How to Choose Your Next Boss

How to Choose Your Next Boss

As you begin your job search, think not only about the qualities you are seeking in your next job, but the qualities you are seeking in your next boss, and aspire to surround yourself with accomplished professionals you can learn from.

It’s conventional wisdom that people “don’t quit the job, they quit the boss.” Conflicts with managers are mainstays of closed-door human resources meetings and often result in resignations. The most common attributes of managers who experience a high amount of team turnover include:

Micromanaging: If you have ever had a boss who commented on how you formatted an internal document, you have experienced a micromanager.

Withholding information: That new project you’re working on? It’s actually part of a larger, corporate initiative. But you were told that by someone on another team, not your boss.

Indifference: Were you ever responsible for a task at work and you knew that it would be impossible to fulfill? Perhaps because of its deadline or limited resources? If you shared that concern with your manager and he or she changed the topic or tried to minimize your concern, that’s indifference.

Unavailability: Everyone has exceptionally busy days and weeks, but it is irresponsible to rarely meet with employees and to be unresponsive to their requests.

Not recognizing unique strengths of their team members: Everyone has their own skill set and it is up to managers to keep their teams focused on the goal but also ferret out—and put to use—the unique skills of team members.

When you begin to search for your next job, pay special attention to the hiring manager—your next boss. Ideally, you want to work with someone who is engaged with you during the interview, gives you ample time to ask questions, and will respond directly to you with any follow-up questions you may have.

Some questions you might ask your next boss include:

  • What would your predecessor say they learned from you?
  • What is your preferred method of communication?
  • What would you say is your best quality—and your most challenging?

In addition to questions, you should research your boss externally by visiting their LinkedIn page, Googling them, and scrolling through Glassdoor reviews.

Ultimately, you want your next boss to be someone who is fair and intelligent—and someone you will learn from!

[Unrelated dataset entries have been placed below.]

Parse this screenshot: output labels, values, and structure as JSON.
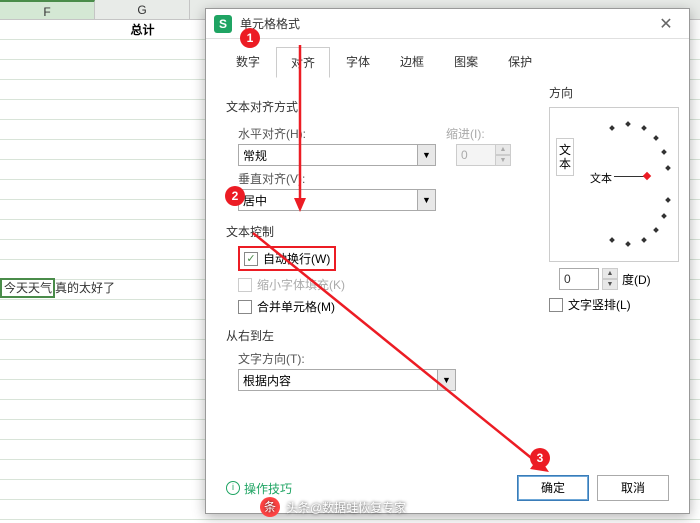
{
  "sheet": {
    "col_f": "F",
    "col_g": "G",
    "total_label": "总计",
    "active_text": "今天天气",
    "overflow_text": "真的太好了"
  },
  "dialog": {
    "app_icon": "S",
    "title": "单元格格式",
    "tabs": [
      "数字",
      "对齐",
      "字体",
      "边框",
      "图案",
      "保护"
    ],
    "align_section": "文本对齐方式",
    "h_align_label": "水平对齐(H):",
    "h_align_value": "常规",
    "indent_label": "缩进(I):",
    "indent_value": "0",
    "v_align_label": "垂直对齐(V):",
    "v_align_value": "居中",
    "control_section": "文本控制",
    "wrap_label": "自动换行(W)",
    "shrink_label": "缩小字体填充(K)",
    "merge_label": "合并单元格(M)",
    "rtl_section": "从右到左",
    "text_dir_label": "文字方向(T):",
    "text_dir_value": "根据内容",
    "direction_section": "方向",
    "dir_vert_text": "文本",
    "dir_circle_text": "文本",
    "degree_value": "0",
    "degree_label": "度(D)",
    "vertical_label": "文字竖排(L)",
    "tips_label": "操作技巧",
    "ok_label": "确定",
    "cancel_label": "取消"
  },
  "watermark": "头条@数据蛙恢复专家"
}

If you need support in your job search—whether it’s clarifying the type of work you would like to be doing or creating a professionally written resume, contact San Francisco-based resume writer, Robin Kelley, at Resume Preferred to schedule an introductory call.

If you’re a senior executive and are seeking to capture and convey your value in the marketplace—and achieve the next level of career success—contact Leadership Career Consultant Amy Phillip.